Like any war, the War on Drugs has its good soldiers -- a varied bunch, coming from all walks of life and filling all ranks. They include eager volunteers, from the drug czars at the top of the command chain to the beat cops, Drug Enforcement Administration and Customs Service agents out in the field. The war also has reluctant conscripts, such as state and federal judges compelled by mandatory minimum sentencing rules to enforce laws that many see as counterproductive and unjust.
Increasingly, the War on Drugs also has what its partisans might consider traitors -- former soldiers who have become convinced that U.S. drug policy is ineffective, immoral, or some combination of the two. Reason National Correspondent Michael W. Lynch recently spoke with three such figures who were once integral cogs in the drug war machine.
The Cop: Joseph D. McNamara
Joseph D. McNamara started out as a grunt in America's battle against drugs. "It was sort of like the body count in Vietnam," says McNamara about the petty arrests for heroin he made as a Harlem beat cop in the late 1950s. "The department loved to count these drug arrests and release statistics to show we were winning the war." In 1969, he spent a year as a criminal justice fellow at Harvard Law School. Eventually, he ended up earning a Ph.D. in public administration. "I wrote my dissertation in 1973 and predicted the escalation and failure of the drug war -- and the vast corruption and violence that would follow," recalls McNamara. "I never published it because I wanted a police career and not an academic career."
That's exactly what he got. He served as chief of police in Kansas City from 1973 to 1976. In the bicentennial year, he moved on to become the top cop in San Jose, California, a post he held until he retired in 1991. He currently hangs his hat at the Hoover Institution at Stanford, where he conducts seminars on the War on Drugs for law enforcement officials. The author of six books, including the drug war detective novel Code 211 Blue, the 66-year-old McNamara is working on a new book titled Gangster Cops: The Hidden Cost of America's War on Drugs.
Reason: How did you get involved in what is now called the War on Drugs?
Joseph D. McNamara: I got involved as a foot patrolman in Harlem way back in 1957. A few years later the heroin epidemic swept through Harlem and was devastating. And so the police did what the police do: We arrested everyone in sight. It soon became apparent that it wasn't reducing drug use or drug selling. My eyes were really opened one day when my partner and I arrested a heroin addict. The addicts gathered on the top floor landings of buildings, which we referred to as shooting galleries. We used to routinely bust them for possession of hypodermic needles and also for the big crime of having cookers with residues of heroin.

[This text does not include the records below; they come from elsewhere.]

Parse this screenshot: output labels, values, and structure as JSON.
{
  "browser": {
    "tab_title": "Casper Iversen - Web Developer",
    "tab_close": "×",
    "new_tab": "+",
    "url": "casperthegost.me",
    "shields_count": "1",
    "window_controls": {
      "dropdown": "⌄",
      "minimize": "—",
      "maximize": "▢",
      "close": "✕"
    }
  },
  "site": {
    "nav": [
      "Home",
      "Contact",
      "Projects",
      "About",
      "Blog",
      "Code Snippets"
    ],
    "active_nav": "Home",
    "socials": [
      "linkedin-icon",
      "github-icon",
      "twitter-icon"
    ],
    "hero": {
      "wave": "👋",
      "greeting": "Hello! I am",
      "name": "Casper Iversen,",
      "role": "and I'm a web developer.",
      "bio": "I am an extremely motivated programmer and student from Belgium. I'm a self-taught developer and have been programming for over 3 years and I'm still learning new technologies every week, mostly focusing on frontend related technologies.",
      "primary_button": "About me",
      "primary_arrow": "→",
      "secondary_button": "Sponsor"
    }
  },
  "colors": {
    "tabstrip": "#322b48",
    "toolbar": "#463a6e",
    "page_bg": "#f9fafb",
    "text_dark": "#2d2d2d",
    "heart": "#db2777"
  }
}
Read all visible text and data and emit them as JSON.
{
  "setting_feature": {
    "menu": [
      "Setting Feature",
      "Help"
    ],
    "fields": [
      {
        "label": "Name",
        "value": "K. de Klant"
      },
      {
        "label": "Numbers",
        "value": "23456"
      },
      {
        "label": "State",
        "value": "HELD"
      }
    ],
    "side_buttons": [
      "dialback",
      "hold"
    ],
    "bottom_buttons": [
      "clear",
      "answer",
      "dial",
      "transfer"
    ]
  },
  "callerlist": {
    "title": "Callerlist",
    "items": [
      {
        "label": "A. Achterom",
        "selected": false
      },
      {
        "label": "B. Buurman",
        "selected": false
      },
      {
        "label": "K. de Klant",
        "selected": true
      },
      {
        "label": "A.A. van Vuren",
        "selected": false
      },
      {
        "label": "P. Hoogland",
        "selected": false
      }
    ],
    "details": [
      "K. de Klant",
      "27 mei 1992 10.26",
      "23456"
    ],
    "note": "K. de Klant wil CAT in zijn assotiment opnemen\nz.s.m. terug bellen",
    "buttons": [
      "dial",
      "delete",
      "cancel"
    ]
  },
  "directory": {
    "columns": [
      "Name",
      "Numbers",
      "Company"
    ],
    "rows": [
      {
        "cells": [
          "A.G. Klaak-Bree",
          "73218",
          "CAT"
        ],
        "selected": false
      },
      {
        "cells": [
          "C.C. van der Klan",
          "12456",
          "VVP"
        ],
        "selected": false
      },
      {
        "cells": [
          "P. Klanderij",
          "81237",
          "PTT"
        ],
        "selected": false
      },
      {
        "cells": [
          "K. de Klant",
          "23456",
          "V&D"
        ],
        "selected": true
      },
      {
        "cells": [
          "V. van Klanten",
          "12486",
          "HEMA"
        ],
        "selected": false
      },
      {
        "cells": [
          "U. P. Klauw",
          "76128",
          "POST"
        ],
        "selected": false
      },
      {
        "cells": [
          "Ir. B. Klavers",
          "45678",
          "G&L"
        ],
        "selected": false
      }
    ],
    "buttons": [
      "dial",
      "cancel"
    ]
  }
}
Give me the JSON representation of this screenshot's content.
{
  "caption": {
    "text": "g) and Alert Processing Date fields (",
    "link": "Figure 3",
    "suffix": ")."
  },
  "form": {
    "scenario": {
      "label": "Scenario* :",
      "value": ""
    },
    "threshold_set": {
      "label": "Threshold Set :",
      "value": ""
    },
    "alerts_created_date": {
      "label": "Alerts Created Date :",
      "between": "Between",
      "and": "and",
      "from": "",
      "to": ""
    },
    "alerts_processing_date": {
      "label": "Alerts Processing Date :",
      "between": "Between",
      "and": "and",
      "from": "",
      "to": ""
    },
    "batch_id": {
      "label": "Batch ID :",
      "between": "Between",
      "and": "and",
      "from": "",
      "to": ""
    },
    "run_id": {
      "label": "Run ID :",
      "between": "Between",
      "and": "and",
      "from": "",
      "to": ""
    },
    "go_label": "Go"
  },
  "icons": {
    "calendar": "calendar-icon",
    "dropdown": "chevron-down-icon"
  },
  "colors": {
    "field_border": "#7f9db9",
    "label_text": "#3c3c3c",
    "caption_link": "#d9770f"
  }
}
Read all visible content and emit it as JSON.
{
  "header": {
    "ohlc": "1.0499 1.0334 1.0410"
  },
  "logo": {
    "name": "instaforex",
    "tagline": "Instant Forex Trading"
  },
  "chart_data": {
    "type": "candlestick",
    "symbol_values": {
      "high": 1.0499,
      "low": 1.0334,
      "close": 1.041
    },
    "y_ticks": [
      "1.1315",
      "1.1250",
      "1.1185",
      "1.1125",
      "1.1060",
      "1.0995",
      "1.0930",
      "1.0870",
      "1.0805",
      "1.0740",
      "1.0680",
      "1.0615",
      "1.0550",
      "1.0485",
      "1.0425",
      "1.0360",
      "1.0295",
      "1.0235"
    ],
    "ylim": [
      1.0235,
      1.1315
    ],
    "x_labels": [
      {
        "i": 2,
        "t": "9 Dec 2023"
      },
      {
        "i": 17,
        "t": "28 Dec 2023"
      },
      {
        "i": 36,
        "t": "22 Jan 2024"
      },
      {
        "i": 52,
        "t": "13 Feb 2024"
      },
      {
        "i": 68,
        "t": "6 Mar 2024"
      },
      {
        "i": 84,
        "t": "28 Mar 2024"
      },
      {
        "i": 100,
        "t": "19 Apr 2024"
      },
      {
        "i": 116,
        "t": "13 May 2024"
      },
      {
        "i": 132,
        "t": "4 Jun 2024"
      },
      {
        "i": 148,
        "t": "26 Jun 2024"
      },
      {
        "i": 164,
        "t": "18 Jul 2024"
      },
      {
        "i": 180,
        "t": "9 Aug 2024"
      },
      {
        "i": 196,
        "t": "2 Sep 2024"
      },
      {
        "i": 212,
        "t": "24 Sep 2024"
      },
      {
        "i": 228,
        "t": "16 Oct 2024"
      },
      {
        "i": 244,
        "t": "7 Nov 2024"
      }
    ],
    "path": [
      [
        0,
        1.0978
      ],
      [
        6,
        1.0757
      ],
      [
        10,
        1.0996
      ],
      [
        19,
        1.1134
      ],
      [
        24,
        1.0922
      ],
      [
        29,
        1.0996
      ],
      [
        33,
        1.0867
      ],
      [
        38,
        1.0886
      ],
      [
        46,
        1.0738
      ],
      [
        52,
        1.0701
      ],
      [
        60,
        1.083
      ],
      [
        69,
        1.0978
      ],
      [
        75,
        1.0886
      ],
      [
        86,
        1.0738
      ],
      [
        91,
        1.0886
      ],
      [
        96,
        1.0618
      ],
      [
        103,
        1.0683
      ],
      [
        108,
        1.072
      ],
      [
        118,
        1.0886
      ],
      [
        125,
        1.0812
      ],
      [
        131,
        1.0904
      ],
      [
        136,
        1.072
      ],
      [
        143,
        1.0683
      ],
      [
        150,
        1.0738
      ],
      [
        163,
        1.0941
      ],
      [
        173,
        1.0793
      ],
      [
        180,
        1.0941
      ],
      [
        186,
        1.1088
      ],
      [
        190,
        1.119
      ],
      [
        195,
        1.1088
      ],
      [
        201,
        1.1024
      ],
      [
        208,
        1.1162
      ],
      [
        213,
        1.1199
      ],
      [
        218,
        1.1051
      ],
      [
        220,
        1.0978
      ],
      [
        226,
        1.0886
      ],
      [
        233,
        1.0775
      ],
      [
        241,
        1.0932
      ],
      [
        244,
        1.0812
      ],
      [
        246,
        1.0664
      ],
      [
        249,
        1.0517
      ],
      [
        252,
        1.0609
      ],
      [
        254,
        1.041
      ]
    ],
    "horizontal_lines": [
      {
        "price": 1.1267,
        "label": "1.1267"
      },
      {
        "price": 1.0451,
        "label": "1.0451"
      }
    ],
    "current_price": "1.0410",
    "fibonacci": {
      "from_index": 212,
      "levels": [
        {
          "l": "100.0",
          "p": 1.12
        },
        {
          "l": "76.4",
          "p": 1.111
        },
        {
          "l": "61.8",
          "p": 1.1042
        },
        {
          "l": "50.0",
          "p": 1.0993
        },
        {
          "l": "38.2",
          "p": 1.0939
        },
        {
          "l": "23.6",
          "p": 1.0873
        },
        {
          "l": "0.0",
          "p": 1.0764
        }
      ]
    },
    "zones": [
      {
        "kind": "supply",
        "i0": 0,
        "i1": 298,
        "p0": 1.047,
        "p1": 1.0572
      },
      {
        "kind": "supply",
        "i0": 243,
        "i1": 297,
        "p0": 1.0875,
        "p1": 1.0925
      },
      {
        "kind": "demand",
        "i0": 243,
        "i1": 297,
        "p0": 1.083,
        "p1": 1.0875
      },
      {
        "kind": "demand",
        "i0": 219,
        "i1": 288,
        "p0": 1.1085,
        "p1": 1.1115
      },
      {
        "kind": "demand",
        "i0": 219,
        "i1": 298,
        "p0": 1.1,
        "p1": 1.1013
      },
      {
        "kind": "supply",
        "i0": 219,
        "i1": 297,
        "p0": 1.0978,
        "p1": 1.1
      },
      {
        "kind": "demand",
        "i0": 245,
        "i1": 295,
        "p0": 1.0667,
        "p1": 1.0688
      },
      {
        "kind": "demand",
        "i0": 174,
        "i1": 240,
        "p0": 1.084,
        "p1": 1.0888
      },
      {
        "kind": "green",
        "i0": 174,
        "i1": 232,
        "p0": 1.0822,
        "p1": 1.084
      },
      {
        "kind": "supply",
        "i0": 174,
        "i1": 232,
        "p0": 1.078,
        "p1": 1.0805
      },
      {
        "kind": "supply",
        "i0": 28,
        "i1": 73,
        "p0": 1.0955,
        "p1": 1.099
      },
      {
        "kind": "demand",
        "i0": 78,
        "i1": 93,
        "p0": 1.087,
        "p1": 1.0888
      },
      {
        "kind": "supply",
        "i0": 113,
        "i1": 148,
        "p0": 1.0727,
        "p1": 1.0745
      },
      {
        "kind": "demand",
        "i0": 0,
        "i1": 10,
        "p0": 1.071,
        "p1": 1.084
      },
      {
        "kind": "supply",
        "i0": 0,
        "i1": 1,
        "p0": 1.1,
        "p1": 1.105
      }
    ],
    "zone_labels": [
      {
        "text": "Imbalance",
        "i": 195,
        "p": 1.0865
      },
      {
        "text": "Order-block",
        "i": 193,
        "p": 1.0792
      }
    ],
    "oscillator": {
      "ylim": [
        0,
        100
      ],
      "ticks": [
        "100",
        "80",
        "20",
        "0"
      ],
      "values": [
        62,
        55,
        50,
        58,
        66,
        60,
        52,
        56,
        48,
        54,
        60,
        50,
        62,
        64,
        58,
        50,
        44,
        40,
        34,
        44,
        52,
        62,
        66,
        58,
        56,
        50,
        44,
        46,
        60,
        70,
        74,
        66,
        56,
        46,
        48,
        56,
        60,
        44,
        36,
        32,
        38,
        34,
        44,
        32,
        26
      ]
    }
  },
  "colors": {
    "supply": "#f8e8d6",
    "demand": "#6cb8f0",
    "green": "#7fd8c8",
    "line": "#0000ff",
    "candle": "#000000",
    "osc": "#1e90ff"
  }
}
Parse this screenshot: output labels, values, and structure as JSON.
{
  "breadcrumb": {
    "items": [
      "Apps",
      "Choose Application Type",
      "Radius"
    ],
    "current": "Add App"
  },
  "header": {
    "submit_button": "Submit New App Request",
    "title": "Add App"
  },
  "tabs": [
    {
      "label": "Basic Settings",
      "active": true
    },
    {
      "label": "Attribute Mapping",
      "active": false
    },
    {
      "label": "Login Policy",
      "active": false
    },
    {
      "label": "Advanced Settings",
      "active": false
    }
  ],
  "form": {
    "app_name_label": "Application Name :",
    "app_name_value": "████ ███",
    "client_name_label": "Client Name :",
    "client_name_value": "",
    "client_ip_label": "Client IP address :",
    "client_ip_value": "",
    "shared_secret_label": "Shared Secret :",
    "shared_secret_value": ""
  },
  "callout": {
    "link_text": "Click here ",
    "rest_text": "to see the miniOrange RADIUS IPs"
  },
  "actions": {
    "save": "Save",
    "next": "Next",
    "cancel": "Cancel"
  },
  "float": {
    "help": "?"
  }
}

One day an addict asked if we could give him a break. He said, "I'll give you a pusher if you let me go." We followed him down Lenox Avenue in uniform and in a marked police car. As he talked to one man after another, it struck me how little impact the police had on the drug problem. If we hadn't known what he was talking about, we would've thought they were just two men talking sports or the weather or whatever.
Reason: Is this why police rely on informants and sting operations?
McNamara: Since the police can't do their job the way they do it with other crimes, they resort to informants and to illegal searches. This is a major problem underlying police integrity throughout the United States.
Last year, state and local police made somewhere around 1.4 million drug arrests. Almost none of those arrests had search warrants. Sometimes the guy says, "Sure, officer, go ahead and open the trunk of my car. I have a kilo of cocaine back there but I don't want you to think I don't cooperate with the local police." Or the suspect conveniently leaves the dope on the desk or throws it at the feet of the police officer as he approaches. But often nothing like that happens.
The fact is that sometimes the officer reaches inside the suspect's pocket for the drugs and testifies that the suspect "dropped" it as the officer approached. It's so common that it's called "dropsy testimony." The lying is called "white perjury." Otherwise honest cops think it's legitimate to commit these illegal searches and to perjure themselves because they are fighting an evil. In New York it's called "testilying," and in Los Angeles it's called joining the "Liar's Club." It has lead some people to say L.A.P.D. stands for Los Angeles Perjury Department. It has undermined one of the most precious cornerstones of the whole criminal justice process: the integrity of the police officer on the witness stand.
Reason: What role do institutional interests play in the drug war?
McNamara: One year when I was police chief in San Jose, the city manager sent me a budget that contained no money for equipment. I politely told him that when you have a police department, you have to buy police cars, uniforms, and other equipment for the cops. He laughed, waved his hand, and said, "Last year you guys seized $4 million dollars. I expect you to do even better this year. In fact, you will be evaluated on that and you can use that money for equipment." So law enforcement becomes a revenue-raising agency and that takes, in too many cases, precedence over law enforcement.
Reason: From the perspective of the working police officer, how has the War on Drugs changed over the years?